The whole of the data, every line, should come back exactly the same.

Records from a data source:
────────

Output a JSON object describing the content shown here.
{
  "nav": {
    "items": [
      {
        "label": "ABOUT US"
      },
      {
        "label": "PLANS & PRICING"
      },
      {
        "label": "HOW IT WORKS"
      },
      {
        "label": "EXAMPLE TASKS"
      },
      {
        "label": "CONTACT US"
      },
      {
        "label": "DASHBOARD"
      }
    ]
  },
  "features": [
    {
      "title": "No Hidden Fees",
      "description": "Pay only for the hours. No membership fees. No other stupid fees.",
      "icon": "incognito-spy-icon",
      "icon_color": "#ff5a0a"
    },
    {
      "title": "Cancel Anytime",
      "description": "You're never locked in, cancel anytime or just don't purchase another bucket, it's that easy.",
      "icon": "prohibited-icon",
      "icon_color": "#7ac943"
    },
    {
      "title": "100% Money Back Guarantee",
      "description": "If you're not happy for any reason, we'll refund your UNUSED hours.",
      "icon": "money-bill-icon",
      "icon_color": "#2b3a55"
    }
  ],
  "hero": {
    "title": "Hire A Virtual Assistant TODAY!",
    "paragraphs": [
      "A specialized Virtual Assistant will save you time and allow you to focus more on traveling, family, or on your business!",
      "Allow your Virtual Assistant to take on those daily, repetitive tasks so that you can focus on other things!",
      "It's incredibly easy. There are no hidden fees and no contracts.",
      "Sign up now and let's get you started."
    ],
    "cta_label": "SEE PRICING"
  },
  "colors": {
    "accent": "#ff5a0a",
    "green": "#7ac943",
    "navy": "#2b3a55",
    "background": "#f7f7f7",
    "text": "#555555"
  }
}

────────

** Result of this exercise **
Output a JSON object describing the content shown here.
{
  "nav": {
    "items": [
      {
        "label": "ABOUT US"
      },
      {
        "label": "PLANS & PRICING"
      },
      {
        "label": "HOW IT WORKS"
      },
      {
        "label": "EXAMPLE TASKS"
      },
      {
        "label": "CONTACT US"
      },
      {
        "label": "DASHBOARD"
      }
    ]
  },
  "features": [
    {
      "title": "No Hidden Fees",
      "description": "Pay only for the hours. No membership fees. No other stupid fees.",
      "icon": "incognito-spy-icon",
      "icon_color": "#ff5a0a"
    },
    {
      "title": "Cancel Anytime",
      "description": "You're never locked in, cancel anytime or just don't purchase another bucket, it's that easy.",
      "icon": "prohibited-icon",
      "icon_color": "#7ac943"
    },
    {
      "title": "100% Money Back Guarantee",
      "description": "If you're not happy for any reason, we'll refund your UNUSED hours.",
      "icon": "money-bill-icon",
      "icon_color": "#2b3a55"
    }
  ],
  "hero": {
    "title": "Hire A Virtual Assistant TODAY!",
    "paragraphs": [
      "A specialized Virtual Assistant will save you time and allow you to focus more on traveling, family, or on your business!",
      "Allow your Virtual Assistant to take on those daily, repetitive tasks so that you can focus on other things!",
      "It's incredibly easy. There are no hidden fees and no contracts.",
      "Sign up now and let's get you started."
    ],
    "cta_label": "SEE PRICING"
  },
  "colors": {
    "accent": "#ff5a0a",
    "green": "#7ac943",
    "navy": "#2b3a55",
    "background": "#f7f7f7",
    "text": "#555555"
  }
}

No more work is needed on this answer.